* **EXERCISE DETAILS**:
Once you have read the records below, report how many lines contain the word "your", and give nothing besides that number.

* **EXTRACTED RECORDS**:
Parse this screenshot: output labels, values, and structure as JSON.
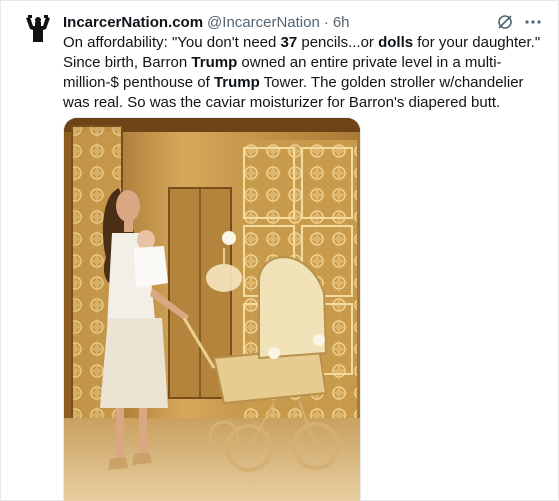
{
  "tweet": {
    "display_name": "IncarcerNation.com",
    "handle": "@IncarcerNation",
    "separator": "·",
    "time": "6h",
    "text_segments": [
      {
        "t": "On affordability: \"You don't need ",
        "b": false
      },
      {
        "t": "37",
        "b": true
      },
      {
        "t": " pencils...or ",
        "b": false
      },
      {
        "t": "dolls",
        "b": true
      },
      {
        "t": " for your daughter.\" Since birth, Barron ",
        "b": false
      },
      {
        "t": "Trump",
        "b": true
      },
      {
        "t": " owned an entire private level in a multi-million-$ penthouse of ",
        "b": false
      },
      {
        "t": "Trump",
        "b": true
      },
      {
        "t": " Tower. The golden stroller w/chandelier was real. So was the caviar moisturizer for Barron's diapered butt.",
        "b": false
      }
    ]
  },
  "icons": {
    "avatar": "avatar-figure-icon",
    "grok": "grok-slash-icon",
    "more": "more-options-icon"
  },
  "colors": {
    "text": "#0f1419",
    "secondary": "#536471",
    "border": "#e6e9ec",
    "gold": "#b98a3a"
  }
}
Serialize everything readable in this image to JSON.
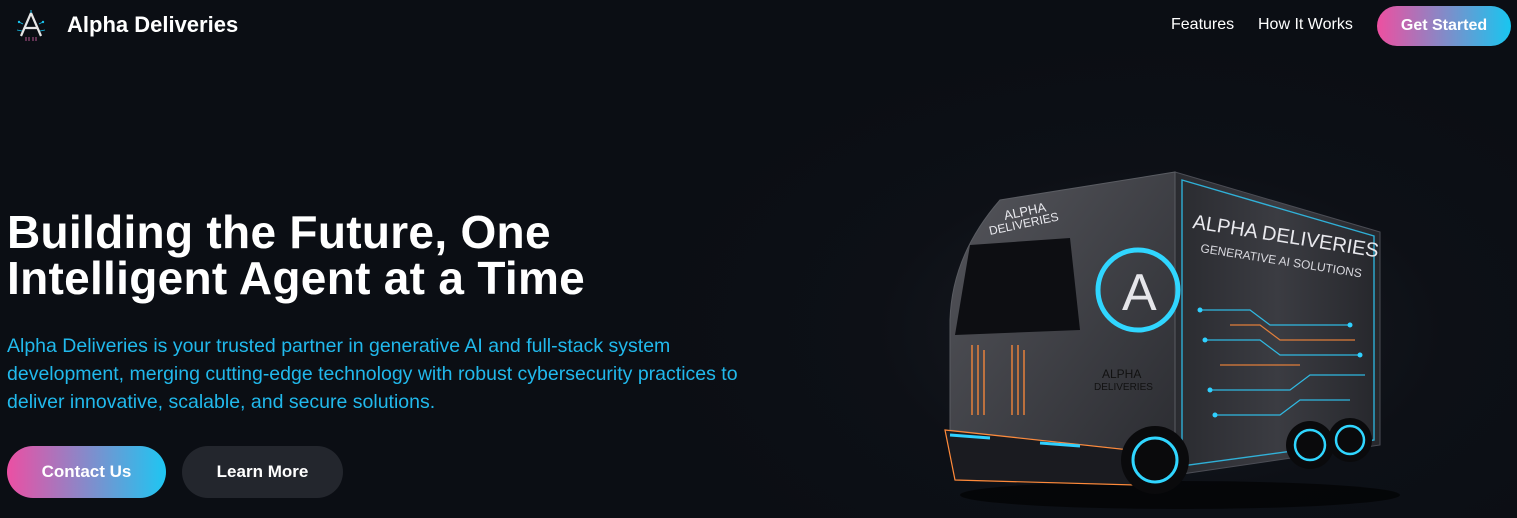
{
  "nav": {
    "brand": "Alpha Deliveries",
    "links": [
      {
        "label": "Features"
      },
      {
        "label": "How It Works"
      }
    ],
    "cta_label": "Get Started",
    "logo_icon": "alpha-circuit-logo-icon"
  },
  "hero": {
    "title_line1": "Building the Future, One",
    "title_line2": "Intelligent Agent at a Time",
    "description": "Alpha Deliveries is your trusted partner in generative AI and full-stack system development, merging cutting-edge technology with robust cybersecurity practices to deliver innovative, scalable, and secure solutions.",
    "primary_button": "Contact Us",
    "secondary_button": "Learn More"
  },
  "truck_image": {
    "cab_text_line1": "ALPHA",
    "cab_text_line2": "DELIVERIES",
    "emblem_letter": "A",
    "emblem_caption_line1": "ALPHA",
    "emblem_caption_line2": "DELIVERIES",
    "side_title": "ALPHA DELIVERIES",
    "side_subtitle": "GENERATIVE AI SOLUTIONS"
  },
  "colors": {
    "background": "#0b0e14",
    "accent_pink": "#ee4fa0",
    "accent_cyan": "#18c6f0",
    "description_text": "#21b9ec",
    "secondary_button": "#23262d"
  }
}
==
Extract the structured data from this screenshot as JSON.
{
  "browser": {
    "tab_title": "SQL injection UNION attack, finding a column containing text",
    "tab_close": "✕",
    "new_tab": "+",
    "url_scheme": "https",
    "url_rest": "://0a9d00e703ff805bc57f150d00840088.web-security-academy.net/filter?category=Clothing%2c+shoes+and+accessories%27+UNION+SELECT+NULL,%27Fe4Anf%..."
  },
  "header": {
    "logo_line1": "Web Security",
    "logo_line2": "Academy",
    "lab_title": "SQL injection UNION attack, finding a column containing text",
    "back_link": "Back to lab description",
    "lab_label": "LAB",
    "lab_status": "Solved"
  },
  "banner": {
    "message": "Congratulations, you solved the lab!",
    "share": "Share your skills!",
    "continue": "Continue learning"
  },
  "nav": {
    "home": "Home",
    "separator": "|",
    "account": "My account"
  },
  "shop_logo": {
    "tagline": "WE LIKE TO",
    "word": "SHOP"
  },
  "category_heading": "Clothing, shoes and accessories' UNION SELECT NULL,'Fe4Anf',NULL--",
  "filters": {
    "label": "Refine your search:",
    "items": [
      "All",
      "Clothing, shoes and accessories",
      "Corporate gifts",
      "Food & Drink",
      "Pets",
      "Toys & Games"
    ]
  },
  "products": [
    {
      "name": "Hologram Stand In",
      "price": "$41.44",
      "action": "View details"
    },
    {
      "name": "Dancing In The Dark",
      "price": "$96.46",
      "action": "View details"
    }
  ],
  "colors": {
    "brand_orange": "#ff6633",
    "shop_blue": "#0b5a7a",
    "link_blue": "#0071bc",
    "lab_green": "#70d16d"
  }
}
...
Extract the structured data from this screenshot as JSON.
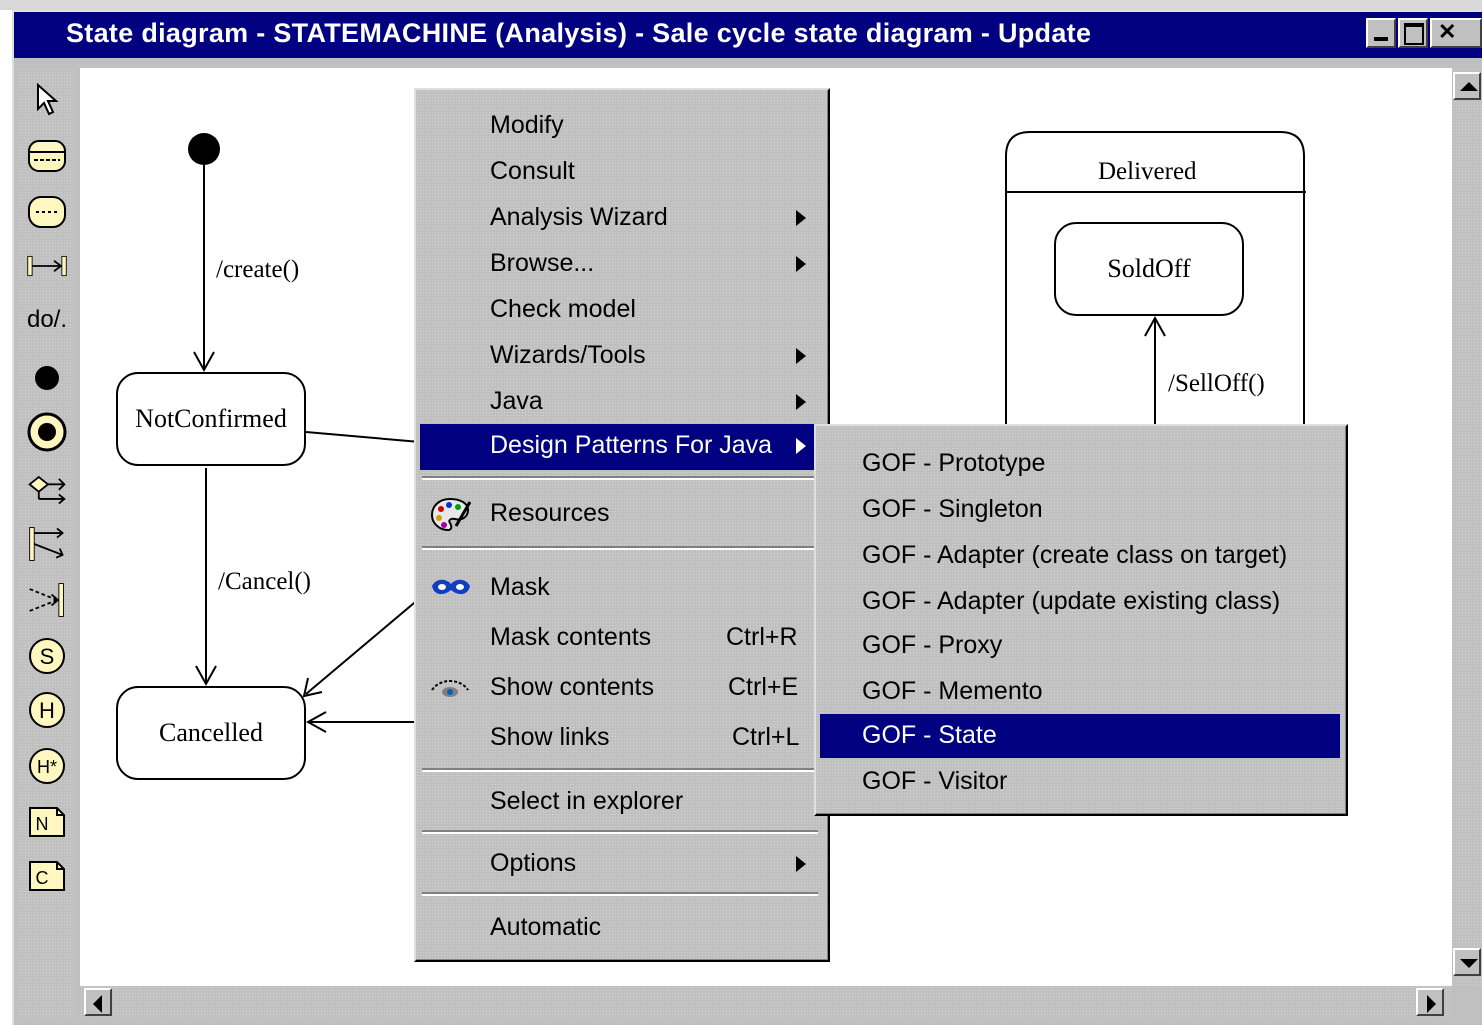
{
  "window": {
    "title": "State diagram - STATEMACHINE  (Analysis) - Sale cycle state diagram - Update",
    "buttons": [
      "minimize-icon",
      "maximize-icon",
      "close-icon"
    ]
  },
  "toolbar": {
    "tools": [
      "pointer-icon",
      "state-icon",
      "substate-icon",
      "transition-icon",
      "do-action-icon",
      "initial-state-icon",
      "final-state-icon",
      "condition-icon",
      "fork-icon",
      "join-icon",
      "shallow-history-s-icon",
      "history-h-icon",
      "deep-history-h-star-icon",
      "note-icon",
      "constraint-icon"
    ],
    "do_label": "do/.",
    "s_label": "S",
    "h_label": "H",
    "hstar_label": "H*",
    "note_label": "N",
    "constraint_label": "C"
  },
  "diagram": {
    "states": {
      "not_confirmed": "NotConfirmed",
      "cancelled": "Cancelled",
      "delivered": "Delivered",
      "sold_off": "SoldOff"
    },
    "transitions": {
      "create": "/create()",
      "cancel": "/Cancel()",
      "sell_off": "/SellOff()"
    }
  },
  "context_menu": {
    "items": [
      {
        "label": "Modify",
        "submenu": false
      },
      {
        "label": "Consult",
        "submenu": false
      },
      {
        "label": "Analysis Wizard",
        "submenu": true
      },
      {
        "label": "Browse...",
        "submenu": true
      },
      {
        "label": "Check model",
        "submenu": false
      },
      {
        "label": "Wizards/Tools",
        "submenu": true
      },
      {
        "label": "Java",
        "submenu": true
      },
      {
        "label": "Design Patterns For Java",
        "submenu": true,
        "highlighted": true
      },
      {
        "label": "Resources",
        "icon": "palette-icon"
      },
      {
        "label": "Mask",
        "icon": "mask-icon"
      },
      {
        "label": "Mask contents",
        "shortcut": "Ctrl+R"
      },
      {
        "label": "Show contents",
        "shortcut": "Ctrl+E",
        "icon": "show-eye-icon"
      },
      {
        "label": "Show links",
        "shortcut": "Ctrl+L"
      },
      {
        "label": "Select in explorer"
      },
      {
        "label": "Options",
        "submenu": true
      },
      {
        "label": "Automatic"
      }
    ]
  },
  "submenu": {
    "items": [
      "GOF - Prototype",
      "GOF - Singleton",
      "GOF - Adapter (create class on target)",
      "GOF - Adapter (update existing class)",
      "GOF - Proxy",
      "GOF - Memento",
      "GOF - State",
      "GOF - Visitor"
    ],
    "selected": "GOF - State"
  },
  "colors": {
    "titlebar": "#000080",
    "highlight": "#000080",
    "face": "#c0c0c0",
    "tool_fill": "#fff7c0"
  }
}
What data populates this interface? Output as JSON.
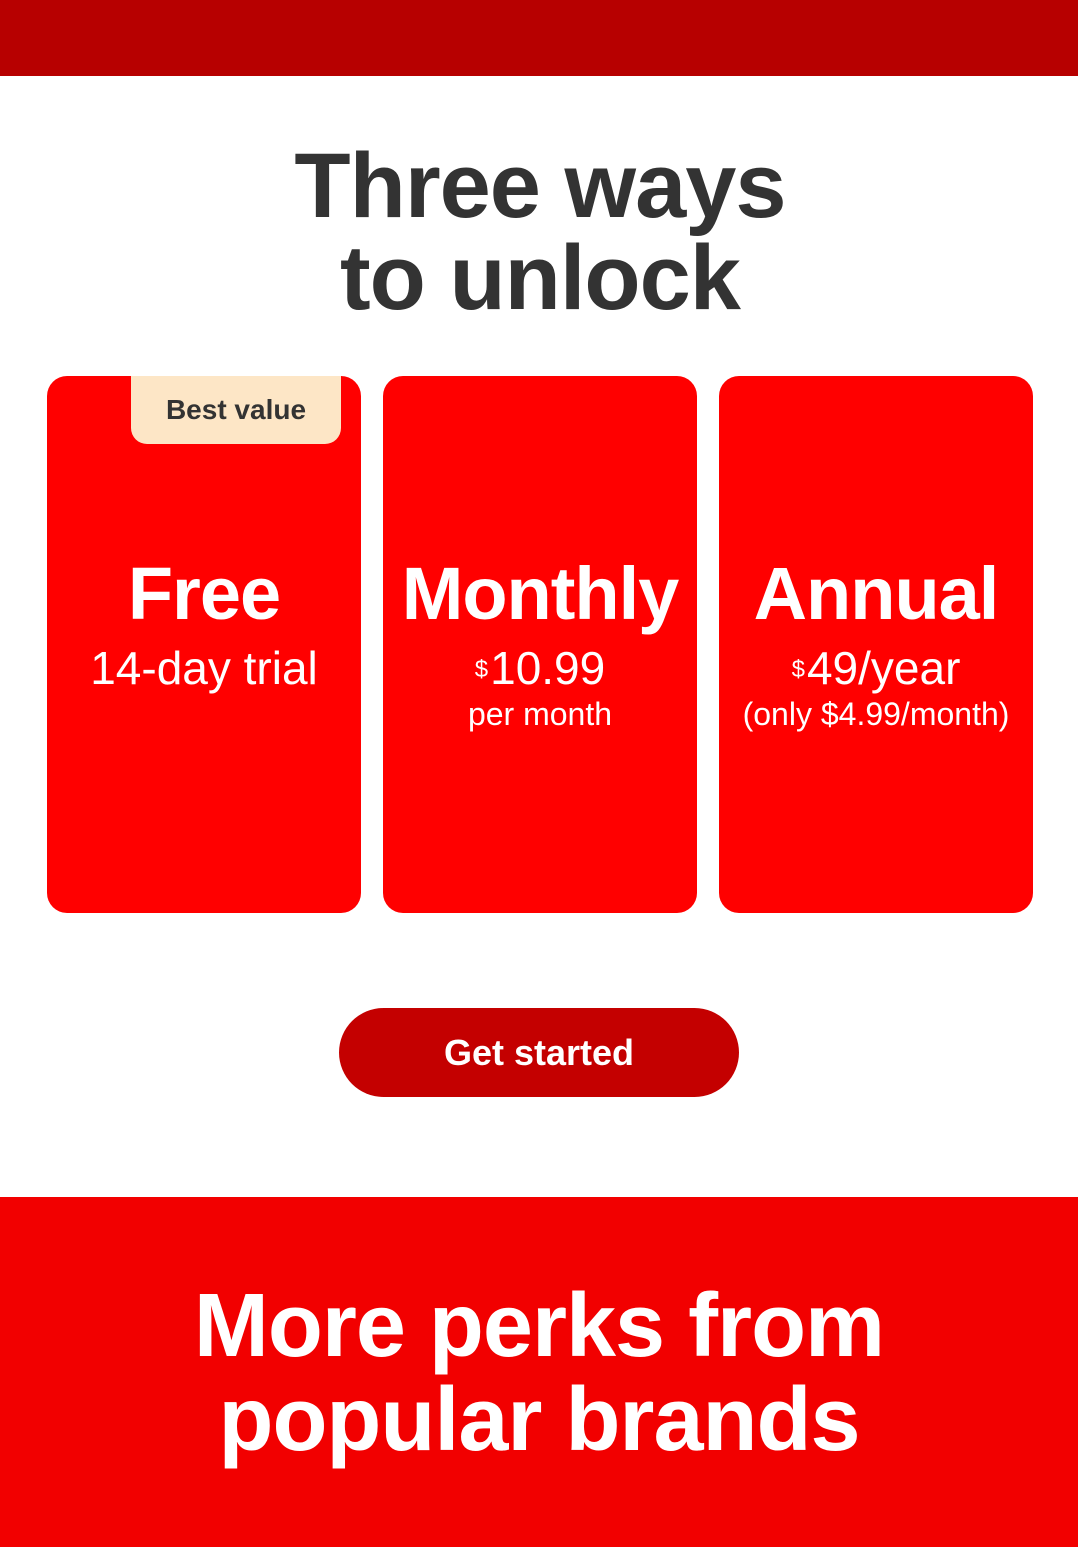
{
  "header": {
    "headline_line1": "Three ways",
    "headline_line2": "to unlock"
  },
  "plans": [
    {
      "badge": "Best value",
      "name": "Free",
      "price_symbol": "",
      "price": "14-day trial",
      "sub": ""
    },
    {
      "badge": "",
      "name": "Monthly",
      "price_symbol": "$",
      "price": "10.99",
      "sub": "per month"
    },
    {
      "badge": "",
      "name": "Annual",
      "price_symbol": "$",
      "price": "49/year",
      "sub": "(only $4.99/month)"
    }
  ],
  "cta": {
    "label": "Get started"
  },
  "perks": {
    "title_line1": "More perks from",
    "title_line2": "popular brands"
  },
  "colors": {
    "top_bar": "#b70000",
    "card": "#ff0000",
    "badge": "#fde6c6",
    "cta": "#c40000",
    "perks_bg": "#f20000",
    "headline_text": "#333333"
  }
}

* **FINAL ANSWER**:
4